Members of First Southern Baptist Church have spent the past year making sleeping mats for Beautiful Feet Ministries, a homeless shelter and outreach in Fort Worth, Texas.
“We made these mats to share the love of Jesus to those less fortunate than us,” said Leeta Walker. For Walker, serving means showing. “That’s what today was all about. Not just coming to church to talk about helping people, but actually doing something,” she explained.

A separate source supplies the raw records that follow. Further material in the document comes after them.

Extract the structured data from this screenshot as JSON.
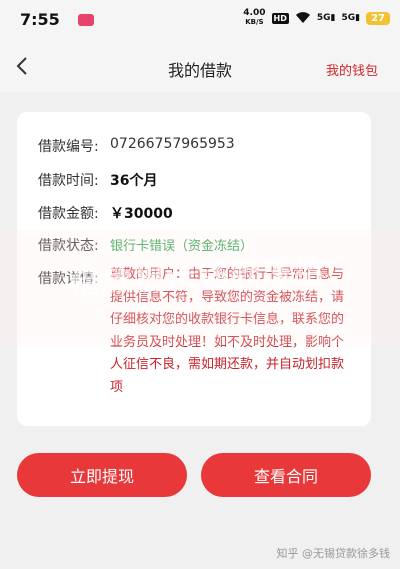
{
  "status_bar": {
    "time": "7:55",
    "net_speed_value": "4.00",
    "net_speed_unit": "KB/S",
    "hd_badge": "HD",
    "signal_5g_1": "5G",
    "signal_5g_2": "5G",
    "battery": "27"
  },
  "nav": {
    "title": "我的借款",
    "right_link": "我的钱包"
  },
  "loan": {
    "number_label": "借款编号:",
    "number_value": "07266757965953",
    "time_label": "借款时间:",
    "time_value": "36个月",
    "amount_label": "借款金额:",
    "amount_value": "￥30000",
    "status_label": "借款状态:",
    "status_value": "银行卡错误（资金冻结）",
    "detail_label": "借款详情:",
    "detail_text": "尊敬的用户：由于您的银行卡异常信息与提供信息不符，导致您的资金被冻结，请仔细核对您的收款银行卡信息，联系您的业务员及时处理！如不及时处理，影响个人征信不良，需如期还款，并自动划扣款项"
  },
  "buttons": {
    "withdraw": "立即提现",
    "contract": "查看合同"
  },
  "overlay": {
    "watermark": "借款提示钱款冻结",
    "source": "知乎 @无锡贷款徐多钱"
  },
  "colors": {
    "accent": "#e8383a",
    "status_green": "#2aa148",
    "notice_red": "#c8232b"
  }
}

Last year, Walker and her husband, Steve, went with several members of First Southern on a mission trip to Fort Worth. The experience motivated her to show the love of Christ by organizing people to make sleep mats out of recycled plastic bags. “Everybody has extra plastic bags lying around the house,” Walker said. “Instead of throwing them out, we reused them by crocheting them into these sleep mats which are waterproof and portable.”
Last Sunday, the church sent two truck-loads of sleep mats, clothing, personal hygiene items, and Bibles to Fort Worth for people in need.

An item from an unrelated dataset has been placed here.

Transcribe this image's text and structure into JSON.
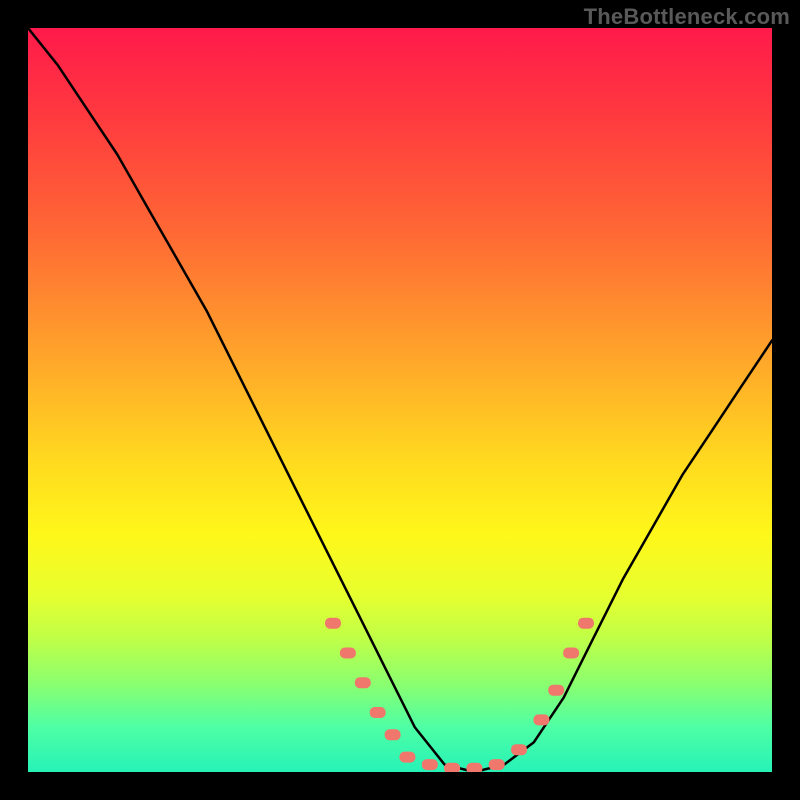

First Southern’s Senior Pastor, James Collins, praised his church members for their outreach. “I really appreciate everyone who acted as the hands and feet of Jesus and worked so hard to bring this together,” he said. Collins said it was their way of sending a message to people who’ve fallen on hard times.
“There are people who will pray for you, there are people that love you, and there are people who will help you any way we can,” he said.
Allen Schellack wears many hats, all of them serving his community in some way.
He coordinates Fort Scott Compassionate Ministries(FSCM), Bourbon County Salvation Army, and Care Portal.
Schellack is also a part of the Fort Scott Ministerial Alliance. He attends the Fort Scott Church of the Nazarene.
“I don’t know how to say ‘no’,” Schellack told the Fort Scott Chamber of Commerce Coffee attendees on Jan. 16. FSCM hosted the coffee on that day along with the Senior Citizens Center.
“My wife bought me a ‘no’ button,” he said with a smile.
But it doesn’t seem to be working.
“Compassion is an important part of what we do,” Shellack said. “We are looking at how to be more effective in the community.”
“Our biggest need in the community is freedom from drugs and alcohol, and respect for each other and themselves,” he said.
“I can pray and give caring support or a place to encourage you that you are worth something,” he said.
His office, where he coordinates all the ministries, is upstairs at the Senior Citizens Center, 26 N. Main.
From here he oversees assistance to foster families, homeless individuals, and services through the other community partnerships.
FSCM teamed with CarePortal, an online church engagement tool that connects the child welfare workers to churches. The portal makes churches aware of needs and gives the opportunity to respond to those needs. There are about six churches in Bourbon County who help in this way.
He also provides services to homeless people, along with hygienic supplies, phone access and fellowship.
Last year, the ministry also helped with needed supplies to students and assisted families at Christmas time.
FSCM is the designated Salvation Army Disaster Relief and Services Extension Unit for Bourbon County.
This is where the annual Salvation Army bell-ringing fundraiser comes into play that Schellack coordinates.
At the Jan. 16 Fort Scott Chamber of Commerce Coffee, Schellack thanked all those who volunteered at Christmas, ringing the bells for the Salvation Army.
“We didn’t meet our goal but did raise over $7,000 to help the community for crisis times,” he said. Through SA, he can provide disaster relief assistance, rental/utility assistance, prescriptions, temporary lodging, gasoline for work or doctor, eyeglass help and other unspecified needs on a case by case basis.
The Fort Scott Ministerial Alliance gathers once a month and they have a hospitality fund that helps transients who are “stuck here in town, we help them get on their way,” he said.
Fort Scott City Manager Dave Martin, a coffee attendee, thanked Schellack for all the services he provides the community.
FSCM is a volunteer organization, with no paid staff. The services are provided through local churches and community partners.